Friday, May 30, 2014

Time Capsule

Today I gave my future brother-in-law a letter I had written the summer I turned fifteen. My sister who is ten years my junior is getting married at the end of the summer to her true love after getting engaged in Zanzibar a few weeks ago. I had alluded to this letter, but today my sister asked me if I could dig it out of the folder marked Special Occasions and Mementos in my cluttered filing cabinet and show it to her husband-to-be.

The contents of the letter were primarily about my sister's vivid imagination which manifested itself in an imaginary husband and numerous imaginary children at age five. Naturally I would have to tell my future brother-in-law of this previous marriage and other cute stories of the sister I dubbed "Fuzzhead". I had written the letter in tiny cursive writing on fancy stationary and it was three pages long.

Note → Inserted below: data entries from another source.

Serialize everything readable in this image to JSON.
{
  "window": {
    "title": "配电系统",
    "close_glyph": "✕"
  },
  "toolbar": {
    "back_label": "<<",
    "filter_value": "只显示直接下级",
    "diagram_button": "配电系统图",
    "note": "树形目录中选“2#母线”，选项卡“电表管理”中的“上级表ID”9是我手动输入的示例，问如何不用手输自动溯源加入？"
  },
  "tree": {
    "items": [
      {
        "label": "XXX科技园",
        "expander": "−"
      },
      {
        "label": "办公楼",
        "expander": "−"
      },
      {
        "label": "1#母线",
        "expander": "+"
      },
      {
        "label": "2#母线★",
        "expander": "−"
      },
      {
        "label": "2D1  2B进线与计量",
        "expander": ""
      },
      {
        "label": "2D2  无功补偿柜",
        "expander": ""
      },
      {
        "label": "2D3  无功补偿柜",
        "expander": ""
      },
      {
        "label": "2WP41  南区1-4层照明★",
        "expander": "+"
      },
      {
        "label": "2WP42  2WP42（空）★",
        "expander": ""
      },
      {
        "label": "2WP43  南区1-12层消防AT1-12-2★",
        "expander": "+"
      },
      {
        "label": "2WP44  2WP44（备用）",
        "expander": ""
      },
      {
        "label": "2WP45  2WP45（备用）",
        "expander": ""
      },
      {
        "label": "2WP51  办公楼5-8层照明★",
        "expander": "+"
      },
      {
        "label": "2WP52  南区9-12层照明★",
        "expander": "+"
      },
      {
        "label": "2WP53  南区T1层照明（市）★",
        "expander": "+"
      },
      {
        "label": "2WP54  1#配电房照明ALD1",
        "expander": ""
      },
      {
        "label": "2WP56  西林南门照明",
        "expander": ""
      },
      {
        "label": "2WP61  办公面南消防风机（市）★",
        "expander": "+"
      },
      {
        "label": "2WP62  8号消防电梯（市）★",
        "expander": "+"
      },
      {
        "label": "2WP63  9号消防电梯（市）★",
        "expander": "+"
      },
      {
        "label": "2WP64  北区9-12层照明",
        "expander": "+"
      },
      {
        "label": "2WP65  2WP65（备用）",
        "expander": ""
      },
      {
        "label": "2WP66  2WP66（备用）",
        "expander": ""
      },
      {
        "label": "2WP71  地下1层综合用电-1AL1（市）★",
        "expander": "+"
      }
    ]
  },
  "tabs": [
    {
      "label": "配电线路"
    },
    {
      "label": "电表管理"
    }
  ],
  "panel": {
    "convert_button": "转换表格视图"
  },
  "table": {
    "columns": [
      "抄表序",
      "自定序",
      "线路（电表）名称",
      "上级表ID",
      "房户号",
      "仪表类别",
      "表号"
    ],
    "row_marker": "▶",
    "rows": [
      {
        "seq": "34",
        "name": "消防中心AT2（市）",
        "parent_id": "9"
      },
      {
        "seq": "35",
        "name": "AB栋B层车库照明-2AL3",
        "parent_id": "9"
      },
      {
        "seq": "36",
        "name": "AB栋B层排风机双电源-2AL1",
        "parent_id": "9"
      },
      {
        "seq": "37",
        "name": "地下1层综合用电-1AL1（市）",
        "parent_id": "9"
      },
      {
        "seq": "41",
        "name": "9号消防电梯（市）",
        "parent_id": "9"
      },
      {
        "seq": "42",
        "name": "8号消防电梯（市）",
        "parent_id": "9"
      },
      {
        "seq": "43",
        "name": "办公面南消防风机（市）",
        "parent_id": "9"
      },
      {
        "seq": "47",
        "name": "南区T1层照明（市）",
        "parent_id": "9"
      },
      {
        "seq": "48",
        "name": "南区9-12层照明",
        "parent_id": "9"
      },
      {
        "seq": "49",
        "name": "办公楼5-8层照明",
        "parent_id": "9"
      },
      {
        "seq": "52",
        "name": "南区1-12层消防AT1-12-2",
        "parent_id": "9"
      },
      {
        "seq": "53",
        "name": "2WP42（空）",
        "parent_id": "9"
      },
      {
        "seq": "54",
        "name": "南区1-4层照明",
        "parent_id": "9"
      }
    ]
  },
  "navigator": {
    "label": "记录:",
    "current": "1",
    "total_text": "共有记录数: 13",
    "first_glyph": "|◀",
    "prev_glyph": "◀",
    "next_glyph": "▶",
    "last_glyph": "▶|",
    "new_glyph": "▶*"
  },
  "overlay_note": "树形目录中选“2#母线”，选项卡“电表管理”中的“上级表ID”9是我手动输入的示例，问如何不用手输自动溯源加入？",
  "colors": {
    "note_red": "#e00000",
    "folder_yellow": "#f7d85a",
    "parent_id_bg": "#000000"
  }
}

In the same time capsule was a letter to my future husband which I couldn't resist opening this evening. It was sealed with a heart sticker and was clearly influenced by the True Love Waits movement. The contents consisted of promises and prayers and wonderings I won't elaborate on, but you can probably imagine a sentimental fourteen-year-old would write. In case my future husband ever materialises, I won't get into any details.

My fourteen-year-old self had anticipated the possibility that my future husband might not exist. She was definitely a romantic, but somewhat realistic in her expectations. She couldn't imagine the course of her future life, but she remained sweetly hopeful. If I could write her a reply, I am not sure what I would say. Keep dreaming, perhaps, and keep praying, and remember your own earnest vows sealed with a heart sticker and written in loopy cursive. I wouldn't tell her that in twenty years she would be writing a blog post on a lonely Friday night, with no future husband yet in the picture.

Thursday, May 08, 2014

The Bible and Me

I don't know exactly when it began, but it might have happened sometime while I was reading "A Year of Living Biblically" by AJ Jacobs. I think it dates to about that time. The book was a critique of fundamentalism and also a humorous tale in which the author decides to follow every single command in Bible. It was an interesting read for sure. Anyway it was around this time that a shift happened in the way I looked at the Bible. I had always seen the Bible as God's Word, almost in a mystical sense. I knew human authors had written it, but they were inspired to write by the Holy Spirit and what they wrote was God's message. He had guided the process whereby the books were selected to become the Bible.

I began to look at the Bible less as a divine message and more as a human creation. Not that I wholly ceased viewing it as God's word, but I began to think more about the human authors and their motivations. I started looking at the Bible through the lens of scepticism. After awhile it became harder to view it through the eyes of faith, and as God's word for me now.

I am reading through the Bible in one year. The plan has the Epistles on Sundays, the Pentateuch on Mondays, history from Joshua to Esther on Tuesdays, Psalms on Wednesdays, Poetry on Thursdays, Prophesy on Fridays, and the Gospels and Acts on Saturdays. Getting through Jeremiah and Ezekiel seemed a little like a chore. I found many days I read to get through the reading and not to hear from God. Then I wondered why I was reading it. Was it just to check off the box Bible reading on the list of what I thought a good Christian did or was it to learn and grow, listen and apply? Was I like the foolish builder who fails to put Jesus' words into practice? Was I deceiving myself by listening to the word and then not doing what it says?

I want to regain my love for the Scriptures and see them through the eyes of expectant faith. I want to be truly wise and walk in the way I should go by the light of God's word.